What about Star Office? Well, I can tell you that Star Office sucks. It really does. I've tried it on Linux and Windows and both versions equally suck. The ONLY reason non-MS Office users like it is because it's not from Microsoft.
Nobody does anything. Nobody upgrades. Nobody buys new hardware. Nothing. Heck, why should we? Doesn't your current computer do everything you need it to from a business perspective? How much faster does your computer need to be to run a word processor? The reality is that it's the gamers, engineers and mathematicians who drive the market for faster computers. Gamers have always found a way to extend their hardware to do fantastic things and it will happen again. The whole gaming market would be producing much faster and cooler games anyway if it wasn't for the high overhead of Windows.
As far as the other markets for faster computers, they can always revert back to the proprietary platforms and operating systems. Intel as well as others would be happy to enter this market if their PC desktop channels dry up.
If consumers stop adopting new hardware and software, then the entire economy which has been building up around the tech industries over the last 10 - 20 years will completely collapse. I hope Joel can sleep at night.
State of the Market in 2005

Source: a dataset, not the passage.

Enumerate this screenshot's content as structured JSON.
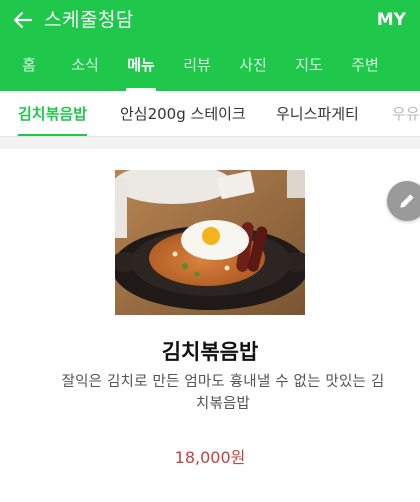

So what is my prediction for where the average consumer will be come 2005 in Joel Klein's world of two Microsoft's? Well, Corel is dead. Netscape will still be hanging on but their browser will be dead. AOL - the owner of Netscape -- is still around and still licensing Internet Explorer because, as they said way back in 1999, it's the better browser. Linux has gained approximately 50% of the Server market, but never caught on as a workstation environment and Windows by the "Microsoft OS" company is thriving. Most of its users are running Office from "Microsoft Apps" and everyone is browsing the Internet using Internet Explorer. To top it all off, we're paying MORE for the privilege of doing so! Thanks Joel! I can see the benefits already. Lastly, we're only a few years away from Microsoft being able to reunite the two companies back into one (the judge placed a 10 year moratorium on the companies reuniting).
The good news in 2005? Apple is still around and owners of approximately 25% of the computer market. OS XII has been released on the Intel and Power PC's platform and consumers finally have an alternative and viable operating system to choose from.
That's my two cents. What's yours?
Thanks for listening!
Michael R. Potter